= Beginning of Section =

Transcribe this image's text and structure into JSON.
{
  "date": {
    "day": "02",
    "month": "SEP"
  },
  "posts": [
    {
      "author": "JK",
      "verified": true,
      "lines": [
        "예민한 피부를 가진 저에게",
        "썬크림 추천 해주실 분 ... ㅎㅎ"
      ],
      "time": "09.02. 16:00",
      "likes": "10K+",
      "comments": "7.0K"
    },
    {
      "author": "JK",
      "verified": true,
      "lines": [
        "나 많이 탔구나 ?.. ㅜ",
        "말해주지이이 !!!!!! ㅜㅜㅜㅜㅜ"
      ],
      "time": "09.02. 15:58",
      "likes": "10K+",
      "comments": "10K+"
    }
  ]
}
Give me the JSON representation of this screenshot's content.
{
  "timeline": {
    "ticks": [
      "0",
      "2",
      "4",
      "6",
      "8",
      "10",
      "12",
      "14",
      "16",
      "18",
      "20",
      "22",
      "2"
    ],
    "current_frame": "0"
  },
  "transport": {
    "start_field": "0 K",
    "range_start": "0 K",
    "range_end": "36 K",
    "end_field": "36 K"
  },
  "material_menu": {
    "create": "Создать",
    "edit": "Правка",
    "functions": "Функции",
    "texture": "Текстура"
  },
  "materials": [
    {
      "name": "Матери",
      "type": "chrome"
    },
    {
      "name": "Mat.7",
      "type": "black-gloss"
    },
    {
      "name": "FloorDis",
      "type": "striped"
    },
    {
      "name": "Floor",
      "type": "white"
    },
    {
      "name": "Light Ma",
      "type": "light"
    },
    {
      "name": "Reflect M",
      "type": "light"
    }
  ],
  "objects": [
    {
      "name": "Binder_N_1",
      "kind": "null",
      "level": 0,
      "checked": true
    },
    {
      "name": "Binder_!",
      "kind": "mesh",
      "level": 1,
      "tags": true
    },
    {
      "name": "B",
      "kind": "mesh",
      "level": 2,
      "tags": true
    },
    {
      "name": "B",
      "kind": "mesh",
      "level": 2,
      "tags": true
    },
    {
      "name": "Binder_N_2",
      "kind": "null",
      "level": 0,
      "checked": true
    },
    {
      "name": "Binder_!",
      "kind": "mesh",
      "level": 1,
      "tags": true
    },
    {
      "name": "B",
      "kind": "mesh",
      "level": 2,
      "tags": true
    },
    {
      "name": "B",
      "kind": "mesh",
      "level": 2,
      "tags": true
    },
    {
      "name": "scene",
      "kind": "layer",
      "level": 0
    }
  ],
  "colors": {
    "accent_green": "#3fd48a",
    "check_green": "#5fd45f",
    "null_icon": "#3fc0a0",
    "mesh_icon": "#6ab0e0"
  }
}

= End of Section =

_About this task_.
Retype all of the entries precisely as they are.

_Result of the task_.
Transcribe this image's text and structure into JSON.
{
  "date": {
    "day": "02",
    "month": "SEP"
  },
  "posts": [
    {
      "author": "JK",
      "verified": true,
      "lines": [
        "예민한 피부를 가진 저에게",
        "썬크림 추천 해주실 분 ... ㅎㅎ"
      ],
      "time": "09.02. 16:00",
      "likes": "10K+",
      "comments": "7.0K"
    },
    {
      "author": "JK",
      "verified": true,
      "lines": [
        "나 많이 탔구나 ?.. ㅜ",
        "말해주지이이 !!!!!! ㅜㅜㅜㅜㅜ"
      ],
      "time": "09.02. 15:58",
      "likes": "10K+",
      "comments": "10K+"
    }
  ]
}
Give me the JSON representation of this screenshot's content.
{
  "timeline": {
    "ticks": [
      "0",
      "2",
      "4",
      "6",
      "8",
      "10",
      "12",
      "14",
      "16",
      "18",
      "20",
      "22",
      "2"
    ],
    "current_frame": "0"
  },
  "transport": {
    "start_field": "0 K",
    "range_start": "0 K",
    "range_end": "36 K",
    "end_field": "36 K"
  },
  "material_menu": {
    "create": "Создать",
    "edit": "Правка",
    "functions": "Функции",
    "texture": "Текстура"
  },
  "materials": [
    {
      "name": "Матери",
      "type": "chrome"
    },
    {
      "name": "Mat.7",
      "type": "black-gloss"
    },
    {
      "name": "FloorDis",
      "type": "striped"
    },
    {
      "name": "Floor",
      "type": "white"
    },
    {
      "name": "Light Ma",
      "type": "light"
    },
    {
      "name": "Reflect M",
      "type": "light"
    }
  ],
  "objects": [
    {
      "name": "Binder_N_1",
      "kind": "null",
      "level": 0,
      "checked": true
    },
    {
      "name": "Binder_!",
      "kind": "mesh",
      "level": 1,
      "tags": true
    },
    {
      "name": "B",
      "kind": "mesh",
      "level": 2,
      "tags": true
    },
    {
      "name": "B",
      "kind": "mesh",
      "level": 2,
      "tags": true
    },
    {
      "name": "Binder_N_2",
      "kind": "null",
      "level": 0,
      "checked": true
    },
    {
      "name": "Binder_!",
      "kind": "mesh",
      "level": 1,
      "tags": true
    },
    {
      "name": "B",
      "kind": "mesh",
      "level": 2,
      "tags": true
    },
    {
      "name": "B",
      "kind": "mesh",
      "level": 2,
      "tags": true
    },
    {
      "name": "scene",
      "kind": "layer",
      "level": 0
    }
  ],
  "colors": {
    "accent_green": "#3fd48a",
    "check_green": "#5fd45f",
    "null_icon": "#3fc0a0",
    "mesh_icon": "#6ab0e0"
  }
}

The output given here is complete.